* **GIVEN INFORMATION**
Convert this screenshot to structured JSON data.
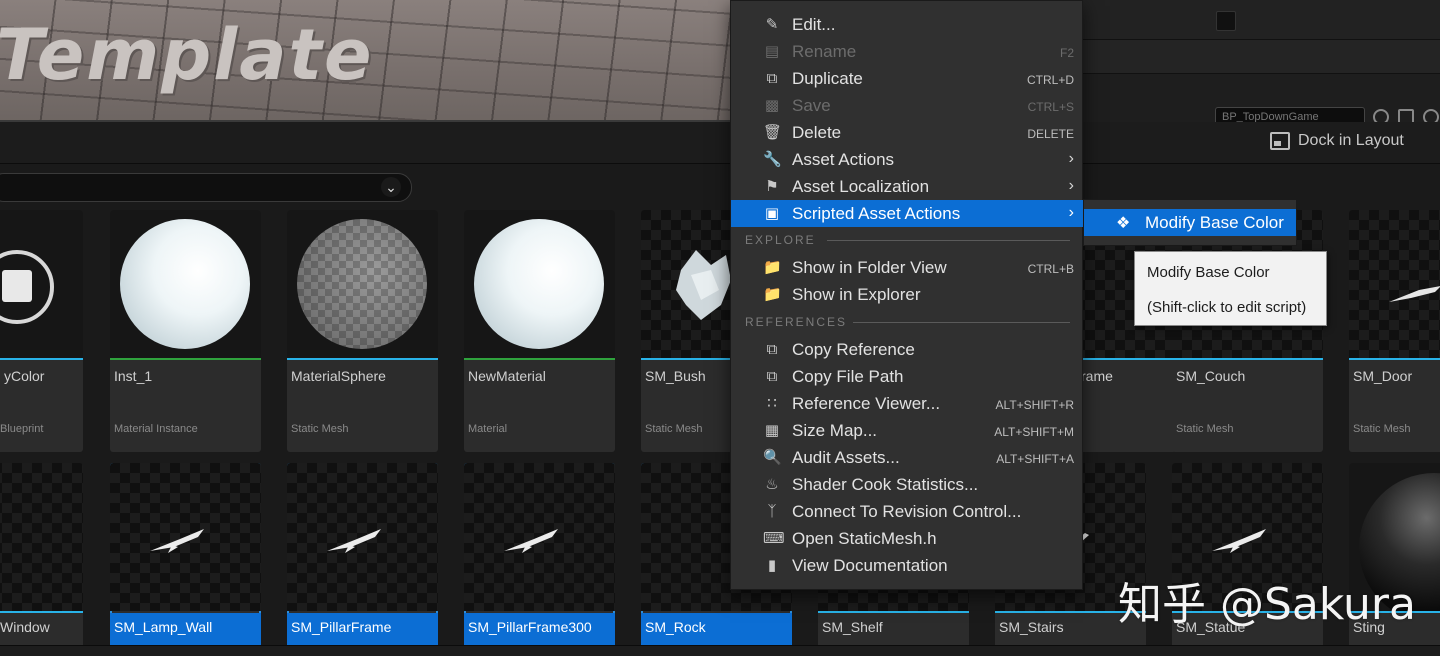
{
  "viewport": {
    "title": "Template"
  },
  "right_panel": {
    "blueprint_dropdown": "BP_TopDownGame"
  },
  "header": {
    "dock_label": "Dock in Layout"
  },
  "assets_row1": [
    {
      "name": "yColor",
      "type": "Blueprint",
      "stripe": "#29b3e8"
    },
    {
      "name": "Inst_1",
      "type": "Material Instance",
      "stripe": "#2fa33d"
    },
    {
      "name": "MaterialSphere",
      "type": "Static Mesh",
      "stripe": "#29b3e8"
    },
    {
      "name": "NewMaterial",
      "type": "Material",
      "stripe": "#2fa33d"
    },
    {
      "name": "SM_Bush",
      "type": "Static Mesh",
      "stripe": "#29b3e8"
    },
    {
      "name": "rame",
      "type": "",
      "stripe": "#29b3e8"
    },
    {
      "name": "SM_Couch",
      "type": "Static Mesh",
      "stripe": "#29b3e8"
    },
    {
      "name": "SM_Door",
      "type": "Static Mesh",
      "stripe": "#29b3e8"
    }
  ],
  "assets_row2": [
    {
      "name": "Window"
    },
    {
      "name": "SM_Lamp_Wall"
    },
    {
      "name": "SM_PillarFrame"
    },
    {
      "name": "SM_PillarFrame300"
    },
    {
      "name": "SM_Rock"
    },
    {
      "name": "SM_Shelf"
    },
    {
      "name": "SM_Stairs"
    },
    {
      "name": "SM_Statue"
    },
    {
      "name": "Sting"
    }
  ],
  "context_menu": {
    "items": [
      {
        "label": "Edit...",
        "shortcut": "",
        "icon": "pencil-icon"
      },
      {
        "label": "Rename",
        "shortcut": "F2",
        "icon": "rename-icon"
      },
      {
        "label": "Duplicate",
        "shortcut": "CTRL+D",
        "icon": "duplicate-icon"
      },
      {
        "label": "Save",
        "shortcut": "CTRL+S",
        "icon": "save-icon"
      },
      {
        "label": "Delete",
        "shortcut": "DELETE",
        "icon": "trash-icon"
      },
      {
        "label": "Asset Actions",
        "shortcut": "",
        "icon": "wrench-icon"
      },
      {
        "label": "Asset Localization",
        "shortcut": "",
        "icon": "flag-icon"
      },
      {
        "label": "Scripted Asset Actions",
        "shortcut": "",
        "icon": "script-icon"
      }
    ],
    "explore_header": "EXPLORE",
    "explore_items": [
      {
        "label": "Show in Folder View",
        "shortcut": "CTRL+B",
        "icon": "folder-search-icon"
      },
      {
        "label": "Show in Explorer",
        "shortcut": "",
        "icon": "folder-search-icon"
      }
    ],
    "references_header": "REFERENCES",
    "reference_items": [
      {
        "label": "Copy Reference",
        "shortcut": "",
        "icon": "copy-icon"
      },
      {
        "label": "Copy File Path",
        "shortcut": "",
        "icon": "copy-path-icon"
      },
      {
        "label": "Reference Viewer...",
        "shortcut": "ALT+SHIFT+R",
        "icon": "reference-viewer-icon"
      },
      {
        "label": "Size Map...",
        "shortcut": "ALT+SHIFT+M",
        "icon": "size-map-icon"
      },
      {
        "label": "Audit Assets...",
        "shortcut": "ALT+SHIFT+A",
        "icon": "audit-icon"
      },
      {
        "label": "Shader Cook Statistics...",
        "shortcut": "",
        "icon": "shader-icon"
      },
      {
        "label": "Connect To Revision Control...",
        "shortcut": "",
        "icon": "branch-icon"
      },
      {
        "label": "Open StaticMesh.h",
        "shortcut": "",
        "icon": "code-icon"
      },
      {
        "label": "View Documentation",
        "shortcut": "",
        "icon": "book-icon"
      }
    ]
  },
  "submenu": {
    "item": "Modify Base Color"
  },
  "tooltip": {
    "line1": "Modify Base Color",
    "line2": "(Shift-click to edit script)"
  },
  "watermark": "知乎 @Sakura",
  "colors": {
    "accent": "#0c6ed4",
    "menu_bg": "#303030",
    "mesh_stripe": "#29b3e8",
    "material_stripe": "#2fa33d"
  }
}
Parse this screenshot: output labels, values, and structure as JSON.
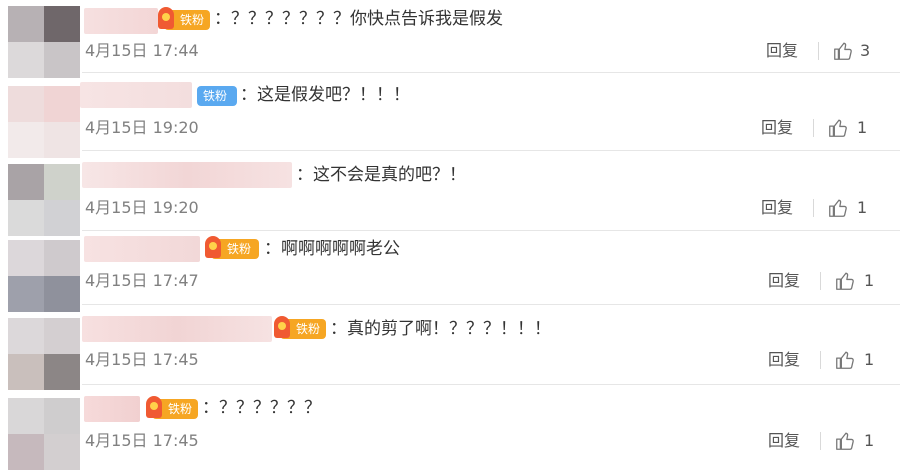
{
  "comments": [
    {
      "badge": "铁粉",
      "badge_type": "orange",
      "text": "：？？？？？？？你快点告诉我是假发",
      "time": "4月15日 17:44",
      "reply": "回复",
      "likes": "3"
    },
    {
      "badge": "铁粉",
      "badge_type": "blue",
      "text": "：这是假发吧？！！！",
      "time": "4月15日 19:20",
      "reply": "回复",
      "likes": "1"
    },
    {
      "badge": "",
      "badge_type": "none",
      "text": "：这不会是真的吧？！",
      "time": "4月15日 19:20",
      "reply": "回复",
      "likes": "1"
    },
    {
      "badge": "铁粉",
      "badge_type": "orange",
      "text": "：啊啊啊啊啊老公",
      "time": "4月15日 17:47",
      "reply": "回复",
      "likes": "1"
    },
    {
      "badge": "铁粉",
      "badge_type": "orange",
      "text": "：真的剪了啊！？？？！！！",
      "time": "4月15日 17:45",
      "reply": "回复",
      "likes": "1"
    },
    {
      "badge": "铁粉",
      "badge_type": "orange",
      "text": "：？？？？？？",
      "time": "4月15日 17:45",
      "reply": "回复",
      "likes": "1"
    }
  ],
  "colors": {
    "badge_orange": "#f6a623",
    "badge_blue": "#5aa9f0",
    "like_icon": "#777777"
  },
  "icons": {
    "like": "thumbs-up-icon",
    "badge": "fan-badge-icon"
  }
}
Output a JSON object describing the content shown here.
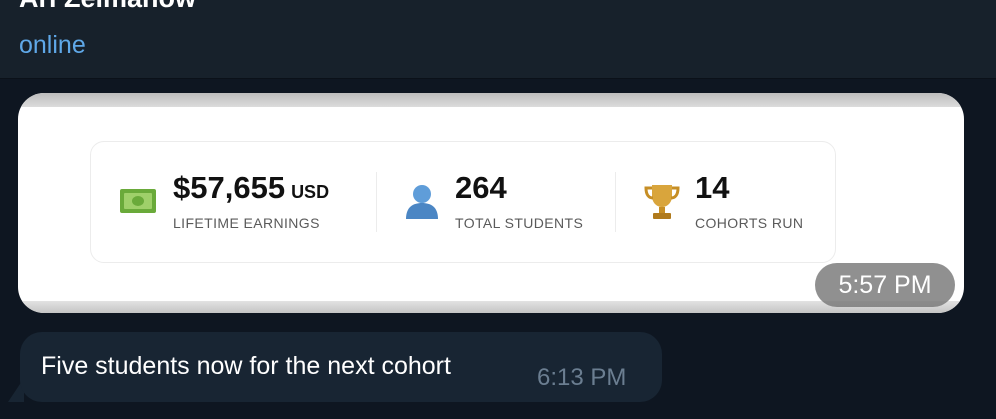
{
  "header": {
    "contact_name": "Ari Zelmanow",
    "status": "online"
  },
  "messages": [
    {
      "type": "image",
      "time": "5:57 PM",
      "stats": [
        {
          "icon": "money-icon",
          "value": "$57,655",
          "unit": "USD",
          "label": "LIFETIME EARNINGS"
        },
        {
          "icon": "user-icon",
          "value": "264",
          "label": "TOTAL STUDENTS"
        },
        {
          "icon": "trophy-icon",
          "value": "14",
          "label": "COHORTS RUN"
        }
      ]
    },
    {
      "type": "text",
      "text": "Five students now for the next cohort",
      "time": "6:13 PM"
    }
  ],
  "colors": {
    "background": "#0e1621",
    "header": "#17212b",
    "accent": "#5fa8e8",
    "incoming_bubble": "#182533"
  }
}
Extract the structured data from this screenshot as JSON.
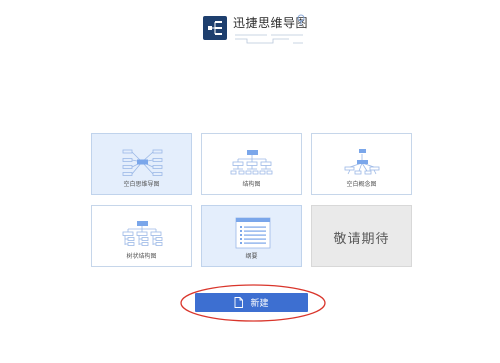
{
  "app": {
    "title": "迅捷思维导图"
  },
  "templates": [
    {
      "label": "空白思维导图",
      "icon": "mindmap-thumbnail-icon",
      "state": "selected"
    },
    {
      "label": "结构图",
      "icon": "structure-chart-thumbnail-icon",
      "state": "normal"
    },
    {
      "label": "空白概念图",
      "icon": "concept-map-thumbnail-icon",
      "state": "normal"
    },
    {
      "label": "树状结构图",
      "icon": "tree-chart-thumbnail-icon",
      "state": "normal"
    },
    {
      "label": "纲要",
      "icon": "outline-thumbnail-icon",
      "state": "selected"
    },
    {
      "label": "敬请期待",
      "icon": "",
      "state": "disabled"
    }
  ],
  "actions": {
    "new_label": "新建",
    "new_icon": "new-document-icon"
  },
  "colors": {
    "accent": "#3d6fd1",
    "logo": "#1e3f6e",
    "node": "#7aa6ea",
    "highlight_ellipse": "#d9352b",
    "selected_card": "#e4eefc"
  }
}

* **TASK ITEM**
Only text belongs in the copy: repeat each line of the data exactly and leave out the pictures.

* **SOLVED PROBLEM**
Convert this screenshot to structured JSON data.
{
  "viewport": {
    "title": "Template"
  },
  "right_panel": {
    "blueprint_dropdown": "BP_TopDownGame"
  },
  "header": {
    "dock_label": "Dock in Layout"
  },
  "assets_row1": [
    {
      "name": "yColor",
      "type": "Blueprint",
      "stripe": "#29b3e8"
    },
    {
      "name": "Inst_1",
      "type": "Material Instance",
      "stripe": "#2fa33d"
    },
    {
      "name": "MaterialSphere",
      "type": "Static Mesh",
      "stripe": "#29b3e8"
    },
    {
      "name": "NewMaterial",
      "type": "Material",
      "stripe": "#2fa33d"
    },
    {
      "name": "SM_Bush",
      "type": "Static Mesh",
      "stripe": "#29b3e8"
    },
    {
      "name": "rame",
      "type": "",
      "stripe": "#29b3e8"
    },
    {
      "name": "SM_Couch",
      "type": "Static Mesh",
      "stripe": "#29b3e8"
    },
    {
      "name": "SM_Door",
      "type": "Static Mesh",
      "stripe": "#29b3e8"
    }
  ],
  "assets_row2": [
    {
      "name": "Window"
    },
    {
      "name": "SM_Lamp_Wall"
    },
    {
      "name": "SM_PillarFrame"
    },
    {
      "name": "SM_PillarFrame300"
    },
    {
      "name": "SM_Rock"
    },
    {
      "name": "SM_Shelf"
    },
    {
      "name": "SM_Stairs"
    },
    {
      "name": "SM_Statue"
    },
    {
      "name": "Sting"
    }
  ],
  "context_menu": {
    "items": [
      {
        "label": "Edit...",
        "shortcut": "",
        "icon": "pencil-icon"
      },
      {
        "label": "Rename",
        "shortcut": "F2",
        "icon": "rename-icon"
      },
      {
        "label": "Duplicate",
        "shortcut": "CTRL+D",
        "icon": "duplicate-icon"
      },
      {
        "label": "Save",
        "shortcut": "CTRL+S",
        "icon": "save-icon"
      },
      {
        "label": "Delete",
        "shortcut": "DELETE",
        "icon": "trash-icon"
      },
      {
        "label": "Asset Actions",
        "shortcut": "",
        "icon": "wrench-icon"
      },
      {
        "label": "Asset Localization",
        "shortcut": "",
        "icon": "flag-icon"
      },
      {
        "label": "Scripted Asset Actions",
        "shortcut": "",
        "icon": "script-icon"
      }
    ],
    "explore_header": "EXPLORE",
    "explore_items": [
      {
        "label": "Show in Folder View",
        "shortcut": "CTRL+B",
        "icon": "folder-search-icon"
      },
      {
        "label": "Show in Explorer",
        "shortcut": "",
        "icon": "folder-search-icon"
      }
    ],
    "references_header": "REFERENCES",
    "reference_items": [
      {
        "label": "Copy Reference",
        "shortcut": "",
        "icon": "copy-icon"
      },
      {
        "label": "Copy File Path",
        "shortcut": "",
        "icon": "copy-path-icon"
      },
      {
        "label": "Reference Viewer...",
        "shortcut": "ALT+SHIFT+R",
        "icon": "reference-viewer-icon"
      },
      {
        "label": "Size Map...",
        "shortcut": "ALT+SHIFT+M",
        "icon": "size-map-icon"
      },
      {
        "label": "Audit Assets...",
        "shortcut": "ALT+SHIFT+A",
        "icon": "audit-icon"
      },
      {
        "label": "Shader Cook Statistics...",
        "shortcut": "",
        "icon": "shader-icon"
      },
      {
        "label": "Connect To Revision Control...",
        "shortcut": "",
        "icon": "branch-icon"
      },
      {
        "label": "Open StaticMesh.h",
        "shortcut": "",
        "icon": "code-icon"
      },
      {
        "label": "View Documentation",
        "shortcut": "",
        "icon": "book-icon"
      }
    ]
  },
  "submenu": {
    "item": "Modify Base Color"
  },
  "tooltip": {
    "line1": "Modify Base Color",
    "line2": "(Shift-click to edit script)"
  },
  "watermark": "知乎 @Sakura",
  "colors": {
    "accent": "#0c6ed4",
    "menu_bg": "#303030",
    "mesh_stripe": "#29b3e8",
    "material_stripe": "#2fa33d"
  }
}
Parse this screenshot: output labels, values, and structure as JSON.
{
  "comments": [
    {
      "badge": "铁粉",
      "badge_type": "orange",
      "text": "：？？？？？？？你快点告诉我是假发",
      "time": "4月15日 17:44",
      "reply": "回复",
      "likes": "3"
    },
    {
      "badge": "铁粉",
      "badge_type": "blue",
      "text": "：这是假发吧？！！！",
      "time": "4月15日 19:20",
      "reply": "回复",
      "likes": "1"
    },
    {
      "badge": "",
      "badge_type": "none",
      "text": "：这不会是真的吧？！",
      "time": "4月15日 19:20",
      "reply": "回复",
      "likes": "1"
    },
    {
      "badge": "铁粉",
      "badge_type": "orange",
      "text": "：啊啊啊啊啊老公",
      "time": "4月15日 17:47",
      "reply": "回复",
      "likes": "1"
    },
    {
      "badge": "铁粉",
      "badge_type": "orange",
      "text": "：真的剪了啊！？？？！！！",
      "time": "4月15日 17:45",
      "reply": "回复",
      "likes": "1"
    },
    {
      "badge": "铁粉",
      "badge_type": "orange",
      "text": "：？？？？？？",
      "time": "4月15日 17:45",
      "reply": "回复",
      "likes": "1"
    }
  ],
  "colors": {
    "badge_orange": "#f6a623",
    "badge_blue": "#5aa9f0",
    "like_icon": "#777777"
  },
  "icons": {
    "like": "thumbs-up-icon",
    "badge": "fan-badge-icon"
  }
}
Output a JSON object describing the content shown here.
{
  "header": {
    "contact_name": "Ari Zelmanow",
    "status": "online"
  },
  "messages": [
    {
      "type": "image",
      "time": "5:57 PM",
      "stats": [
        {
          "icon": "money-icon",
          "value": "$57,655",
          "unit": "USD",
          "label": "LIFETIME EARNINGS"
        },
        {
          "icon": "user-icon",
          "value": "264",
          "label": "TOTAL STUDENTS"
        },
        {
          "icon": "trophy-icon",
          "value": "14",
          "label": "COHORTS RUN"
        }
      ]
    },
    {
      "type": "text",
      "text": "Five students now for the next cohort",
      "time": "6:13 PM"
    }
  ],
  "colors": {
    "background": "#0e1621",
    "header": "#17212b",
    "accent": "#5fa8e8",
    "incoming_bubble": "#182533"
  }
}
Extract the structured data from this screenshot as JSON.
{
  "app": {
    "title": "迅捷思维导图"
  },
  "templates": [
    {
      "label": "空白思维导图",
      "icon": "mindmap-thumbnail-icon",
      "state": "selected"
    },
    {
      "label": "结构图",
      "icon": "structure-chart-thumbnail-icon",
      "state": "normal"
    },
    {
      "label": "空白概念图",
      "icon": "concept-map-thumbnail-icon",
      "state": "normal"
    },
    {
      "label": "树状结构图",
      "icon": "tree-chart-thumbnail-icon",
      "state": "normal"
    },
    {
      "label": "纲要",
      "icon": "outline-thumbnail-icon",
      "state": "selected"
    },
    {
      "label": "敬请期待",
      "icon": "",
      "state": "disabled"
    }
  ],
  "actions": {
    "new_label": "新建",
    "new_icon": "new-document-icon"
  },
  "colors": {
    "accent": "#3d6fd1",
    "logo": "#1e3f6e",
    "node": "#7aa6ea",
    "highlight_ellipse": "#d9352b",
    "selected_card": "#e4eefc"
  }
}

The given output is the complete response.